Published: 26 September 2011

Abstract

Background

With nearly 1,100 species, the fish family Characidae represents more than half of the species of Characiformes, and is a key component of Neotropical freshwater ecosystems. The composition, phylogeny, and classification of Characidae is currently uncertain, despite significant efforts based on analysis of morphological and molecular data. No consensus about the monophyly of this group or its position within the order Characiformes has been reached, challenged by the fact that many key studies to date have non-overlapping taxonomic representation and focus only on subsets of this diversity.

Results

In the present study we propose a new definition of the family Characidae and a hypothesis of relationships for the Characiformes based on phylogenetic analysis of DNA sequences of two mitochondrial and three nuclear genes (4,680 base pairs). The sequences were obtained from 211 samples representing 166 genera distributed among all 18 recognized families in the order Characiformes, all 14 recognized subfamilies in the Characidae, plus 56 of the genera so far considered incertae sedis in the Characidae. The phylogeny obtained is robust, with most lineages significantly supported by posterior probabilities in Bayesian analysis, and high bootstrap values from maximum likelihood and parsimony analyses.
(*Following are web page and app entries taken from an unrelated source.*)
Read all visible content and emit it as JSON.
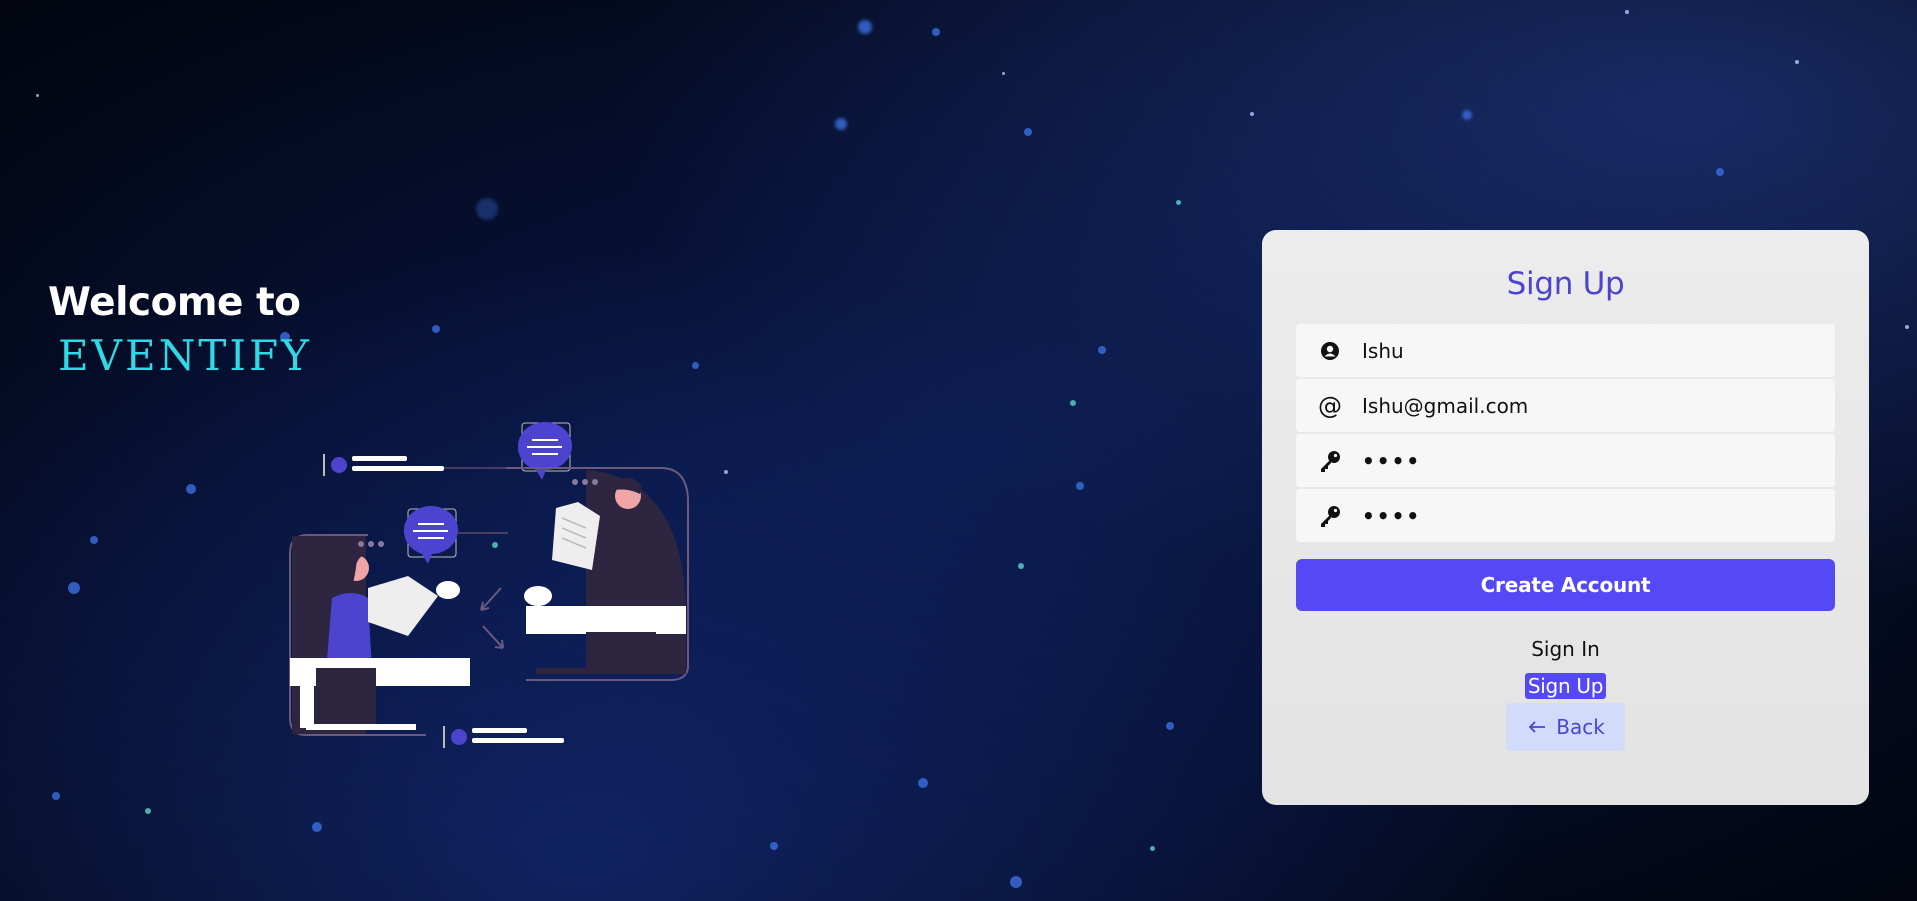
{
  "hero": {
    "welcome": "Welcome to",
    "brand": "EVENTIFY"
  },
  "form": {
    "title": "Sign Up",
    "fields": [
      {
        "icon": "user-circle-icon",
        "value": "Ishu"
      },
      {
        "icon": "at-sign-icon",
        "value": "Ishu@gmail.com"
      },
      {
        "icon": "key-icon",
        "value": "••••"
      },
      {
        "icon": "key-icon",
        "value": "••••"
      }
    ],
    "submit_label": "Create Account",
    "signin_label": "Sign In",
    "signup_label": "Sign Up",
    "back_label": "Back"
  },
  "colors": {
    "accent": "#5549f5",
    "title": "#4c44cf",
    "brand": "#2fd9e6",
    "back_bg": "#d3dbfb"
  }
}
Conclusion

A monophyletic assemblage strongly supported in all our phylogenetic analysis is herein defined as the Characidae and includes the characiform species lacking a supraorbital bone and with a derived position of the emergence of the hyoid artery from the anterior ceratohyal. To recognize this and several other monophyletic groups within characiforms we propose changes in the limits of several families to facilitate future studies in the Characiformes and particularly the Characidae. This work presents a new phylogenetic framework for a speciose and morphologically diverse group of freshwater fishes of significant ecological and evolutionary importance across the Neotropics and portions of Africa.